Map, a function that parcels out work to different nodes in the distributed cluster.
Reduce, another function that collates the work and resolves the results into a single value.
MapReduce isn’t intended to replace relational databases: it’s intended to provide a lightweight way of programming things so that they can run fast by running in parallel on a lot of machines. Google uses MapReduce for indexing every Web page they crawl.
MapReduce framework is fault-tolerant because each node in the cluster is expected to report back periodically with completed work and status updates. If a node remains silent for longer than the expected interval, a master node makes note and re-assigns the work to other nodes.
From a Senior Software Engineer at Google:
The key to how MapReduce works is to take input as, conceptually, a list of records. The records are split among the different computers in the cluster by Map. The result of the Map computation is a list of key/value pairs. Reduce then takes each set of values that has the same key and combines them into a single value. So Map takes a set of data chunks and produces key/value pairs and Reduce merges things, so that instead of a set of key/value pair sets, you get one result. You can’t tell whether the job was split into 100 pieces or 2 pieces…
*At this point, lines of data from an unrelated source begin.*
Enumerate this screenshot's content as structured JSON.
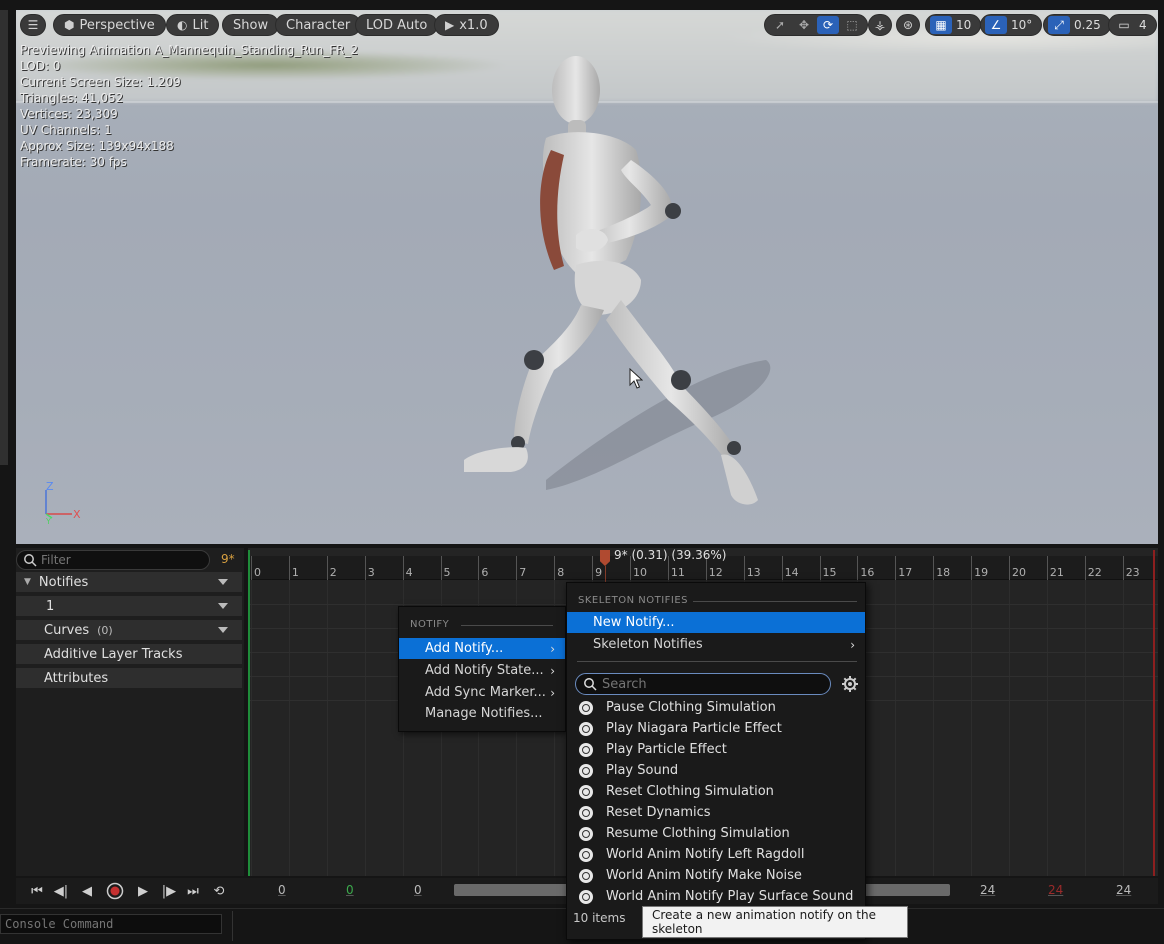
{
  "toolbar": {
    "perspective": "Perspective",
    "lit": "Lit",
    "show": "Show",
    "character": "Character",
    "lod": "LOD Auto",
    "speed": "x1.0",
    "grid_value": "10",
    "angle_value": "10°",
    "scale_value": "0.25",
    "camera_value": "4"
  },
  "stats": [
    "Previewing Animation A_Mannequin_Standing_Run_FR_2",
    "LOD: 0",
    "Current Screen Size: 1.209",
    "Triangles: 41,052",
    "Vertices: 23,309",
    "UV Channels: 1",
    "Approx Size: 139x94x188",
    "Framerate: 30 fps"
  ],
  "axes": {
    "x": "X",
    "z": "Z",
    "y": "Y"
  },
  "tracks": {
    "filter_placeholder": "Filter",
    "frame_badge": "9*",
    "notifies": "Notifies",
    "notify_track_1": "1",
    "curves": "Curves",
    "curves_count": "(0)",
    "additive": "Additive Layer Tracks",
    "attributes": "Attributes"
  },
  "timeline": {
    "playhead_label": "9* (0.31) (39.36%)",
    "ticks": [
      "0",
      "1",
      "2",
      "3",
      "4",
      "5",
      "6",
      "7",
      "8",
      "9",
      "10",
      "11",
      "12",
      "13",
      "14",
      "15",
      "16",
      "17",
      "18",
      "19",
      "20",
      "21",
      "22",
      "23"
    ]
  },
  "transport": {
    "range_start": "0",
    "range_start_green": "0",
    "range_view_start": "0",
    "range_view_end": "24",
    "range_end_red": "24",
    "range_end": "24"
  },
  "console": {
    "placeholder": "Console Command"
  },
  "menu_notify": {
    "header": "NOTIFY",
    "items": [
      "Add Notify...",
      "Add Notify State...",
      "Add Sync Marker...",
      "Manage Notifies..."
    ]
  },
  "menu_skeleton": {
    "header": "SKELETON NOTIFIES",
    "new_notify": "New Notify...",
    "skeleton_notifies": "Skeleton Notifies",
    "search_placeholder": "Search",
    "notifies": [
      "Pause Clothing Simulation",
      "Play Niagara Particle Effect",
      "Play Particle Effect",
      "Play Sound",
      "Reset Clothing Simulation",
      "Reset Dynamics",
      "Resume Clothing Simulation",
      "World Anim Notify Left Ragdoll",
      "World Anim Notify Make Noise",
      "World Anim Notify Play Surface Sound"
    ],
    "count": "10 items"
  },
  "tooltip": "Create a new animation notify on the skeleton",
  "colors": {
    "accent": "#0b70d6",
    "playhead": "#b04a30",
    "start": "#1f8d3a",
    "end": "#8d1f1f"
  }
}
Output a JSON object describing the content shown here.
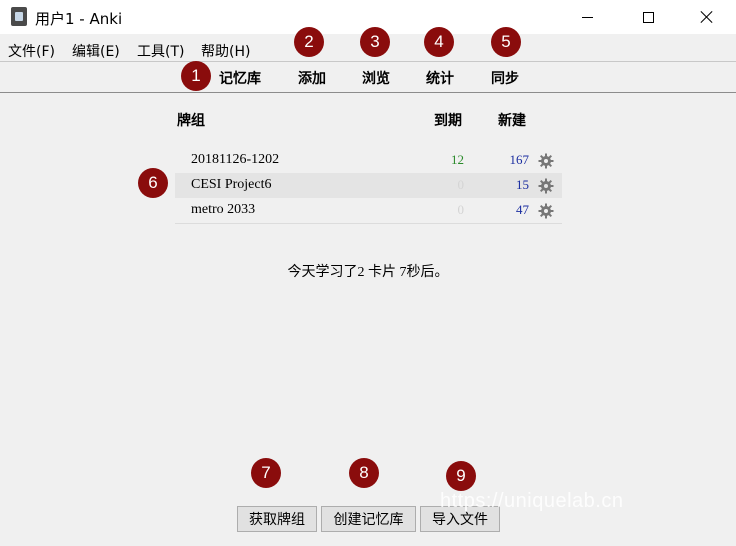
{
  "window": {
    "title": "用户1 - Anki"
  },
  "menu": {
    "file": "文件(F)",
    "edit": "编辑(E)",
    "tools": "工具(T)",
    "help": "帮助(H)"
  },
  "toolbar": {
    "decks": "记忆库",
    "add": "添加",
    "browse": "浏览",
    "stats": "统计",
    "sync": "同步"
  },
  "badges": [
    "1",
    "2",
    "3",
    "4",
    "5",
    "6",
    "7",
    "8",
    "9"
  ],
  "deck_table": {
    "headers": {
      "deck": "牌组",
      "due": "到期",
      "new": "新建"
    },
    "rows": [
      {
        "name": "20181126-1202",
        "due": "12",
        "new": "167"
      },
      {
        "name": "CESI Project6",
        "due": "0",
        "new": "15"
      },
      {
        "name": "metro 2033",
        "due": "0",
        "new": "47"
      }
    ]
  },
  "studied_today": "今天学习了2 卡片 7秒后。",
  "buttons": {
    "shared": "获取牌组",
    "create": "创建记忆库",
    "import": "导入文件"
  },
  "watermark": "https://uniquelab.cn",
  "colors": {
    "badge": "#8a0c0c",
    "due_count": "#2a8a2a",
    "new_count": "#1a2da0",
    "zero_count": "#d4d4d4"
  }
}
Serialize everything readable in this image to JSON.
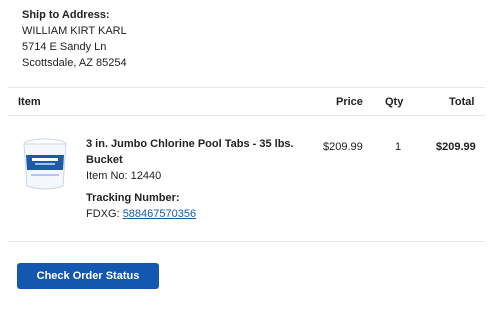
{
  "shipping": {
    "label": "Ship to Address:",
    "name": "WILLIAM KIRT KARL",
    "street": "5714 E Sandy Ln",
    "city_line": "Scottsdale, AZ 85254"
  },
  "table": {
    "headers": {
      "item": "Item",
      "price": "Price",
      "qty": "Qty",
      "total": "Total"
    },
    "row": {
      "image_icon": "pool-tabs-bucket-image",
      "name": "3 in. Jumbo Chlorine Pool Tabs - 35 lbs. Bucket",
      "item_no": "Item No: 12440",
      "tracking_label": "Tracking Number:",
      "tracking_prefix": "FDXG:",
      "tracking_number": "588467570356",
      "price": "$209.99",
      "qty": "1",
      "total": "$209.99"
    }
  },
  "actions": {
    "check_status_label": "Check Order Status"
  },
  "colors": {
    "accent": "#1457b0",
    "link": "#1b57a7",
    "divider": "#e6e6e6"
  }
}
MapReduce is important because it allows ordinary developers to use MapReduce library routines to create parallel programs without having to worry about programming for intra-cluster communication, task monitoring or failure handling.